The Centre for Christian-Muslim Understanding and Partnership was established in order to bring these projects together in one organisation, in order to further develop and resource this vital work in the future. The idea for such a centre was developed and supported by the Anglican Archbishop of Alexandria, the Most Rev. Dr. Samy Fawzy Shehata, and His Eminence, the Grand Imam of Al-Azhar, Dr Ahmed Al-Tayyeb. Archbishop Samy then asked Archbishop Emeritus Mouneer Anis to develop the centre and serve as its first director.
Carlisle Diocese Endorses Kairos ‘Cry for Hope’ in Support of Palestinian Christians
Carlisle Diocese passes historic motion endorsing the Kairos, ‘Cry for Hope’ in support of Palestinian Christians.
On Saturday 9th of October 60 members of the Church of England gathered together under the leadership of the Bishop of Carlisle, The Rt Revd James Newcome for their autumn Diocesan Synod meeting. Members included clergy and lay people. On their agenda was a motion passed by Solway Deanery, calling on the Church of England to be more proactive in its support and solidarity with Palestinian Christians.The motion, presented by Solway Deanery member Valerie Hallard, read as follows:
That This Synod:
• Endorses the “Cry for Hope” expressed by Palestinian Christians and the ‘Global Kairos for Justice’ coalition (GKfJ);
• Requests that the Faith and Order Commission produce a report which analyses and refutes any theological justifications, for example, those promoted by some Christian Zionists, for the oppression of Palestinians;
• Instructs the Ethical Investment Advisory Group to provide guidance to the National Investing Bodies (NIBs) and Dioceses that will enable them to screen their investments and thereby make decisions regarding engagement with, and divestment from, companies which profit from the occupation.
Bishop Azad Marshall elected as Moderator of the Church of Pakistan
Bishop Azad Marshall of the Diocese of Raiwind has been unanimously elected Moderator of the Church of Pakistan (The Anglican Church of Pakistan became the United Church when it merged with three other denominations in 1970). This position has a three year term.
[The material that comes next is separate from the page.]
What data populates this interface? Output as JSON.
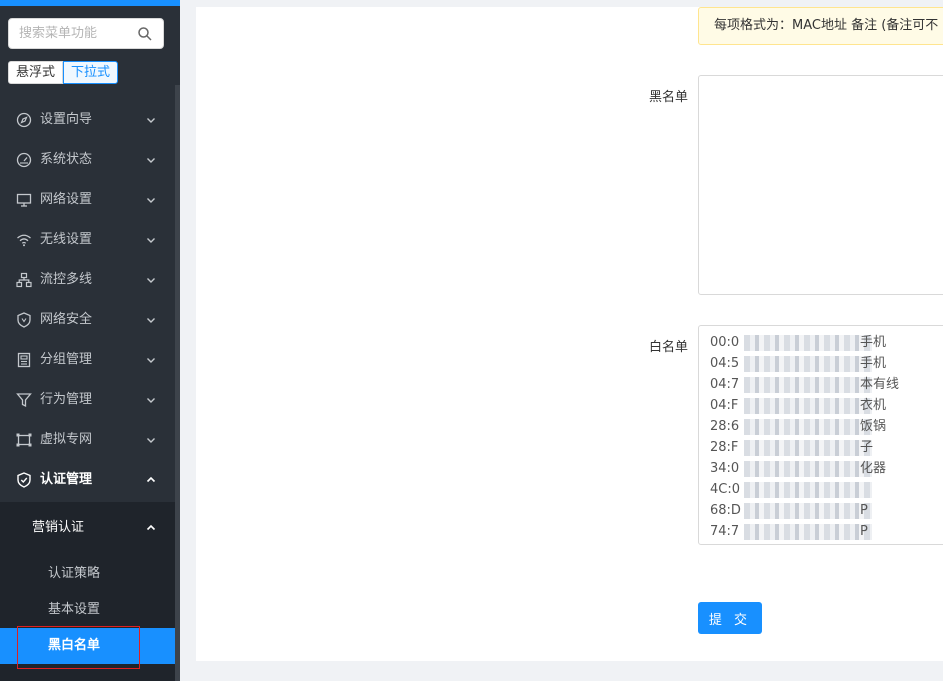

He succeeds Bishop Humphrey Peters. Bishop Azad is also a valued member of the Peacemaker International Board of Reference.
In December 2016, Bishop Azad was honoured by the government of Pakistan for his work on human rights. He was one of 40 recipients of awards last weekend to mark International Human Rights Day. Bishop Azad received the Presidential Award for Human Rights from the President of Pakistan, Muhammad Mamnoon Hussain, during an award ceremony at the President’s House.
Bishop Azad is the President of National Council of Churches in Pakistan. “He has no doubt a long and continuous record of contributing to educational development and human rights in Pakistan,” a statement from the Diocese of Raiwind said. “We congratulate him and pray for his continuous ministry in Pakistan and beyond.”
The diocese thanked the Pakistan government “for recognising and nominating distinguished citizens committed to upholding the poor and the marginalized [and] for upholding their human rights.”